The whole listing is to be retyped exactly as it appears.
* * *
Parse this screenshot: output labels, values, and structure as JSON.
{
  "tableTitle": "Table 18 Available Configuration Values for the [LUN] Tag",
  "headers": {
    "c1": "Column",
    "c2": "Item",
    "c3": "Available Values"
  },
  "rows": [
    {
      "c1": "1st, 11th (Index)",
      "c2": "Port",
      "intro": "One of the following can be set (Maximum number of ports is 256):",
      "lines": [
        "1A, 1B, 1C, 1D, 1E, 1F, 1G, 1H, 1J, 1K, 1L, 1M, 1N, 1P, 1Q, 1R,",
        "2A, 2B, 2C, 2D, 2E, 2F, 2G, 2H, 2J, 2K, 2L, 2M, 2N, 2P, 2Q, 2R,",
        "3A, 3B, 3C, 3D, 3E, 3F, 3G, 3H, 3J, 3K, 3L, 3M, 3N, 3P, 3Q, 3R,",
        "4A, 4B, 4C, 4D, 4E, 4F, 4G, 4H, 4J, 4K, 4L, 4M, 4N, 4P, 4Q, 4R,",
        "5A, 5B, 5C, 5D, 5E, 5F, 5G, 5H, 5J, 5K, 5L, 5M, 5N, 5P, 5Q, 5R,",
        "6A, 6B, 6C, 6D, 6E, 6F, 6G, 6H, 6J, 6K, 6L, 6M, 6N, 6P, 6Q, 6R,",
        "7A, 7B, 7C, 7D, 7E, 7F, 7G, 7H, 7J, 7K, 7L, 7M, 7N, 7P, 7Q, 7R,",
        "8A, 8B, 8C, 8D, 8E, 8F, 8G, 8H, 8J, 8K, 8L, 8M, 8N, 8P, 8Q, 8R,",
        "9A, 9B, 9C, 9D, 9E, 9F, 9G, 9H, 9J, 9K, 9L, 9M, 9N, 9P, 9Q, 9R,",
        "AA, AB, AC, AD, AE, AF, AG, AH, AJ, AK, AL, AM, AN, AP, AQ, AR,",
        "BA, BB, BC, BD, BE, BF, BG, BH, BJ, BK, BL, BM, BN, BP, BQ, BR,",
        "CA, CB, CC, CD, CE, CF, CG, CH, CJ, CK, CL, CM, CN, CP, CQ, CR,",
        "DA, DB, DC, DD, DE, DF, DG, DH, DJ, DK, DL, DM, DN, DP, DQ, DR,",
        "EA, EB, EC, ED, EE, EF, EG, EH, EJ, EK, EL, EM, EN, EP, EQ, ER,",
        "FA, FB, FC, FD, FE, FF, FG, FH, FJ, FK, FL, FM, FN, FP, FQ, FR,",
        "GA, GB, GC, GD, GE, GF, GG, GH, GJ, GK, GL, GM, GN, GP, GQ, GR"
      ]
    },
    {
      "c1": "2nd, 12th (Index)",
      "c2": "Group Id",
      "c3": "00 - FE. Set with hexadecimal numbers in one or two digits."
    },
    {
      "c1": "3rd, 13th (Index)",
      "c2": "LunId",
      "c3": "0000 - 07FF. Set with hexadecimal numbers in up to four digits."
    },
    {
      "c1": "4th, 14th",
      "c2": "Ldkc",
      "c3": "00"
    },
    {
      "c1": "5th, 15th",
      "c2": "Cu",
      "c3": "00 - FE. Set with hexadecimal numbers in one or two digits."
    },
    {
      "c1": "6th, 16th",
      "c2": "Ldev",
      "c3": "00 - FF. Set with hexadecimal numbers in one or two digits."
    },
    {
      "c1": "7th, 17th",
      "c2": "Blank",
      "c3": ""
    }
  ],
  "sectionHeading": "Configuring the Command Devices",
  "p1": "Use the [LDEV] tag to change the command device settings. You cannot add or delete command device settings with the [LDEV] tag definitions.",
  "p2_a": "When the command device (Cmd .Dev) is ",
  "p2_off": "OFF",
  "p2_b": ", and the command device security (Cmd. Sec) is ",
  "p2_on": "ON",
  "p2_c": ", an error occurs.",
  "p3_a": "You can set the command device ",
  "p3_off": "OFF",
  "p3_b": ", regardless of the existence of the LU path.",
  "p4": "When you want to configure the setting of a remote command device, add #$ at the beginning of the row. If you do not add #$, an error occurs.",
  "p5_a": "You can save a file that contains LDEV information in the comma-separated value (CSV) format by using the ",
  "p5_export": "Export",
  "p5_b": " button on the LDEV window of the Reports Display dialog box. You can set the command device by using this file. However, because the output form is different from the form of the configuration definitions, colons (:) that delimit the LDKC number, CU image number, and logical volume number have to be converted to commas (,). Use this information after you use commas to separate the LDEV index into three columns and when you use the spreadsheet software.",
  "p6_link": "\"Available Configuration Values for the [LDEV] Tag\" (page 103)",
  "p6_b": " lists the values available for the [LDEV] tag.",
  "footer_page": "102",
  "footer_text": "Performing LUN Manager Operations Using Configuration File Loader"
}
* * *
# Written answer
Parse this screenshot: output labels, values, and structure as JSON.
{
  "tableTitle": "Table 18 Available Configuration Values for the [LUN] Tag",
  "headers": {
    "c1": "Column",
    "c2": "Item",
    "c3": "Available Values"
  },
  "rows": [
    {
      "c1": "1st, 11th (Index)",
      "c2": "Port",
      "intro": "One of the following can be set (Maximum number of ports is 256):",
      "lines": [
        "1A, 1B, 1C, 1D, 1E, 1F, 1G, 1H, 1J, 1K, 1L, 1M, 1N, 1P, 1Q, 1R,",
        "2A, 2B, 2C, 2D, 2E, 2F, 2G, 2H, 2J, 2K, 2L, 2M, 2N, 2P, 2Q, 2R,",
        "3A, 3B, 3C, 3D, 3E, 3F, 3G, 3H, 3J, 3K, 3L, 3M, 3N, 3P, 3Q, 3R,",
        "4A, 4B, 4C, 4D, 4E, 4F, 4G, 4H, 4J, 4K, 4L, 4M, 4N, 4P, 4Q, 4R,",
        "5A, 5B, 5C, 5D, 5E, 5F, 5G, 5H, 5J, 5K, 5L, 5M, 5N, 5P, 5Q, 5R,",
        "6A, 6B, 6C, 6D, 6E, 6F, 6G, 6H, 6J, 6K, 6L, 6M, 6N, 6P, 6Q, 6R,",
        "7A, 7B, 7C, 7D, 7E, 7F, 7G, 7H, 7J, 7K, 7L, 7M, 7N, 7P, 7Q, 7R,",
        "8A, 8B, 8C, 8D, 8E, 8F, 8G, 8H, 8J, 8K, 8L, 8M, 8N, 8P, 8Q, 8R,",
        "9A, 9B, 9C, 9D, 9E, 9F, 9G, 9H, 9J, 9K, 9L, 9M, 9N, 9P, 9Q, 9R,",
        "AA, AB, AC, AD, AE, AF, AG, AH, AJ, AK, AL, AM, AN, AP, AQ, AR,",
        "BA, BB, BC, BD, BE, BF, BG, BH, BJ, BK, BL, BM, BN, BP, BQ, BR,",
        "CA, CB, CC, CD, CE, CF, CG, CH, CJ, CK, CL, CM, CN, CP, CQ, CR,",
        "DA, DB, DC, DD, DE, DF, DG, DH, DJ, DK, DL, DM, DN, DP, DQ, DR,",
        "EA, EB, EC, ED, EE, EF, EG, EH, EJ, EK, EL, EM, EN, EP, EQ, ER,",
        "FA, FB, FC, FD, FE, FF, FG, FH, FJ, FK, FL, FM, FN, FP, FQ, FR,",
        "GA, GB, GC, GD, GE, GF, GG, GH, GJ, GK, GL, GM, GN, GP, GQ, GR"
      ]
    },
    {
      "c1": "2nd, 12th (Index)",
      "c2": "Group Id",
      "c3": "00 - FE. Set with hexadecimal numbers in one or two digits."
    },
    {
      "c1": "3rd, 13th (Index)",
      "c2": "LunId",
      "c3": "0000 - 07FF. Set with hexadecimal numbers in up to four digits."
    },
    {
      "c1": "4th, 14th",
      "c2": "Ldkc",
      "c3": "00"
    },
    {
      "c1": "5th, 15th",
      "c2": "Cu",
      "c3": "00 - FE. Set with hexadecimal numbers in one or two digits."
    },
    {
      "c1": "6th, 16th",
      "c2": "Ldev",
      "c3": "00 - FF. Set with hexadecimal numbers in one or two digits."
    },
    {
      "c1": "7th, 17th",
      "c2": "Blank",
      "c3": ""
    }
  ],
  "sectionHeading": "Configuring the Command Devices",
  "p1": "Use the [LDEV] tag to change the command device settings. You cannot add or delete command device settings with the [LDEV] tag definitions.",
  "p2_a": "When the command device (Cmd .Dev) is ",
  "p2_off": "OFF",
  "p2_b": ", and the command device security (Cmd. Sec) is ",
  "p2_on": "ON",
  "p2_c": ", an error occurs.",
  "p3_a": "You can set the command device ",
  "p3_off": "OFF",
  "p3_b": ", regardless of the existence of the LU path.",
  "p4": "When you want to configure the setting of a remote command device, add #$ at the beginning of the row. If you do not add #$, an error occurs.",
  "p5_a": "You can save a file that contains LDEV information in the comma-separated value (CSV) format by using the ",
  "p5_export": "Export",
  "p5_b": " button on the LDEV window of the Reports Display dialog box. You can set the command device by using this file. However, because the output form is different from the form of the configuration definitions, colons (:) that delimit the LDKC number, CU image number, and logical volume number have to be converted to commas (,). Use this information after you use commas to separate the LDEV index into three columns and when you use the spreadsheet software.",
  "p6_link": "\"Available Configuration Values for the [LDEV] Tag\" (page 103)",
  "p6_b": " lists the values available for the [LDEV] tag.",
  "footer_page": "102",
  "footer_text": "Performing LUN Manager Operations Using Configuration File Loader"
}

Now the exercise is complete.